#### [BRIEF]
All records, exactly as written, minus the pictures: copy them out.

......

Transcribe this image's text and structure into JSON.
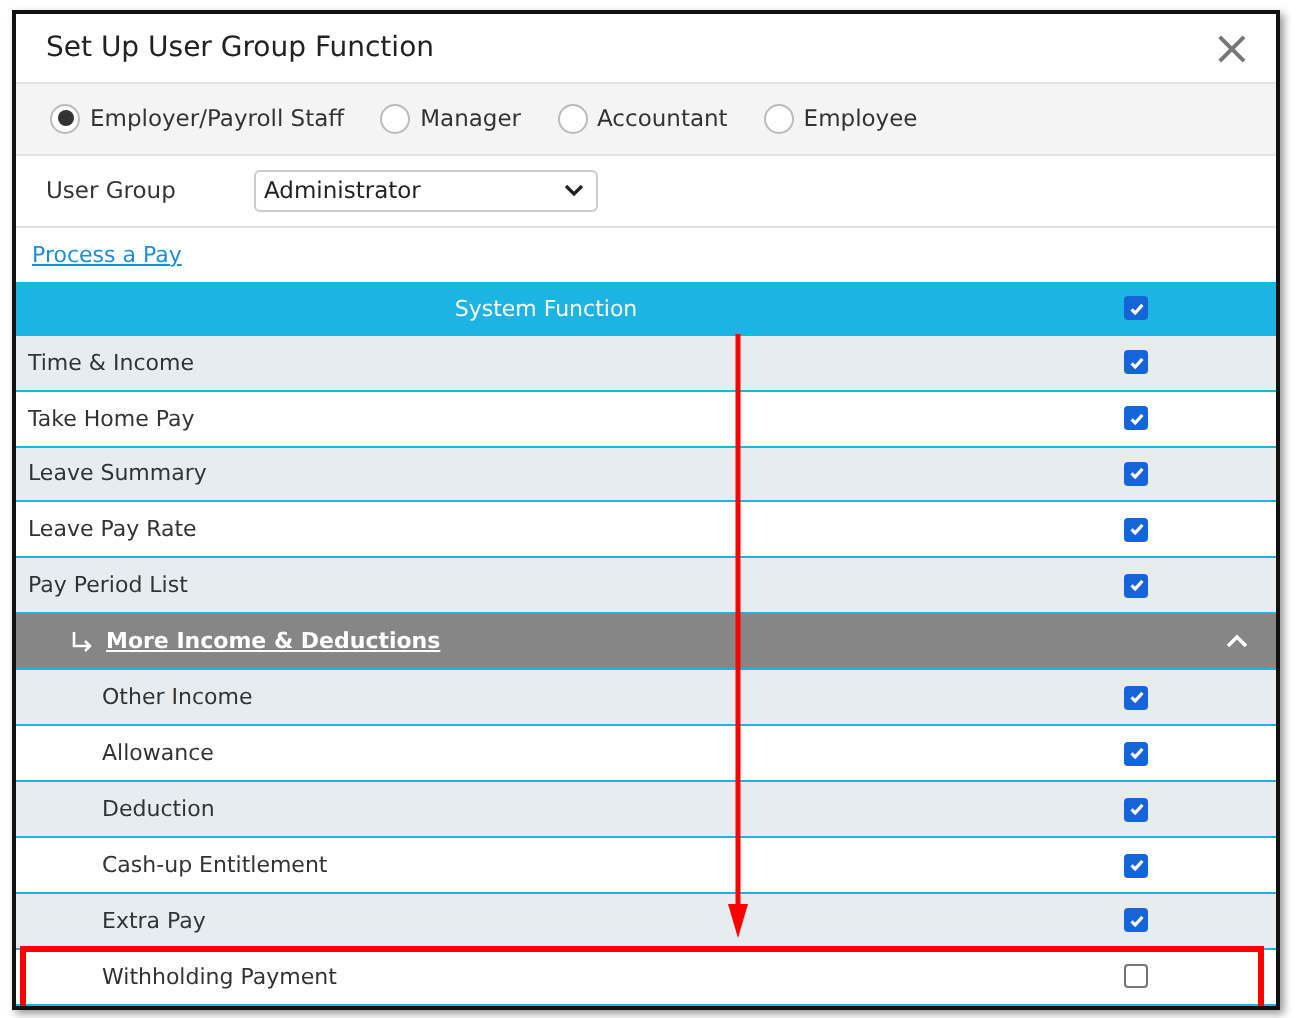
{
  "dialog": {
    "title": "Set Up User Group Function",
    "close": "×"
  },
  "roles": [
    {
      "label": "Employer/Payroll Staff",
      "selected": true
    },
    {
      "label": "Manager",
      "selected": false
    },
    {
      "label": "Accountant",
      "selected": false
    },
    {
      "label": "Employee",
      "selected": false
    }
  ],
  "user_group": {
    "label": "User Group",
    "value": "Administrator"
  },
  "link": "Process a Pay",
  "table": {
    "header": {
      "label": "System Function",
      "checked": true
    },
    "rows": [
      {
        "kind": "item",
        "label": "Time & Income",
        "checked": true,
        "highlighted": false
      },
      {
        "kind": "item",
        "label": "Take Home Pay",
        "checked": true,
        "highlighted": false
      },
      {
        "kind": "item",
        "label": "Leave Summary",
        "checked": true,
        "highlighted": false
      },
      {
        "kind": "item",
        "label": "Leave Pay Rate",
        "checked": true,
        "highlighted": false
      },
      {
        "kind": "item",
        "label": "Pay Period List",
        "checked": true,
        "highlighted": false
      },
      {
        "kind": "group",
        "label": "More Income & Deductions",
        "expanded": true,
        "children": [
          {
            "label": "Other Income",
            "checked": true,
            "highlighted": false
          },
          {
            "label": "Allowance",
            "checked": true,
            "highlighted": false
          },
          {
            "label": "Deduction",
            "checked": true,
            "highlighted": false
          },
          {
            "label": "Cash-up Entitlement",
            "checked": true,
            "highlighted": false
          },
          {
            "label": "Extra Pay",
            "checked": true,
            "highlighted": false
          },
          {
            "label": "Withholding Payment",
            "checked": false,
            "highlighted": true
          }
        ]
      }
    ]
  }
}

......

#### [RESPONSE]
Transcribe this image's text and structure into JSON.
{
  "dialog": {
    "title": "Set Up User Group Function",
    "close": "×"
  },
  "roles": [
    {
      "label": "Employer/Payroll Staff",
      "selected": true
    },
    {
      "label": "Manager",
      "selected": false
    },
    {
      "label": "Accountant",
      "selected": false
    },
    {
      "label": "Employee",
      "selected": false
    }
  ],
  "user_group": {
    "label": "User Group",
    "value": "Administrator"
  },
  "link": "Process a Pay",
  "table": {
    "header": {
      "label": "System Function",
      "checked": true
    },
    "rows": [
      {
        "kind": "item",
        "label": "Time & Income",
        "checked": true,
        "highlighted": false
      },
      {
        "kind": "item",
        "label": "Take Home Pay",
        "checked": true,
        "highlighted": false
      },
      {
        "kind": "item",
        "label": "Leave Summary",
        "checked": true,
        "highlighted": false
      },
      {
        "kind": "item",
        "label": "Leave Pay Rate",
        "checked": true,
        "highlighted": false
      },
      {
        "kind": "item",
        "label": "Pay Period List",
        "checked": true,
        "highlighted": false
      },
      {
        "kind": "group",
        "label": "More Income & Deductions",
        "expanded": true,
        "children": [
          {
            "label": "Other Income",
            "checked": true,
            "highlighted": false
          },
          {
            "label": "Allowance",
            "checked": true,
            "highlighted": false
          },
          {
            "label": "Deduction",
            "checked": true,
            "highlighted": false
          },
          {
            "label": "Cash-up Entitlement",
            "checked": true,
            "highlighted": false
          },
          {
            "label": "Extra Pay",
            "checked": true,
            "highlighted": false
          },
          {
            "label": "Withholding Payment",
            "checked": false,
            "highlighted": true
          }
        ]
      }
    ]
  }
}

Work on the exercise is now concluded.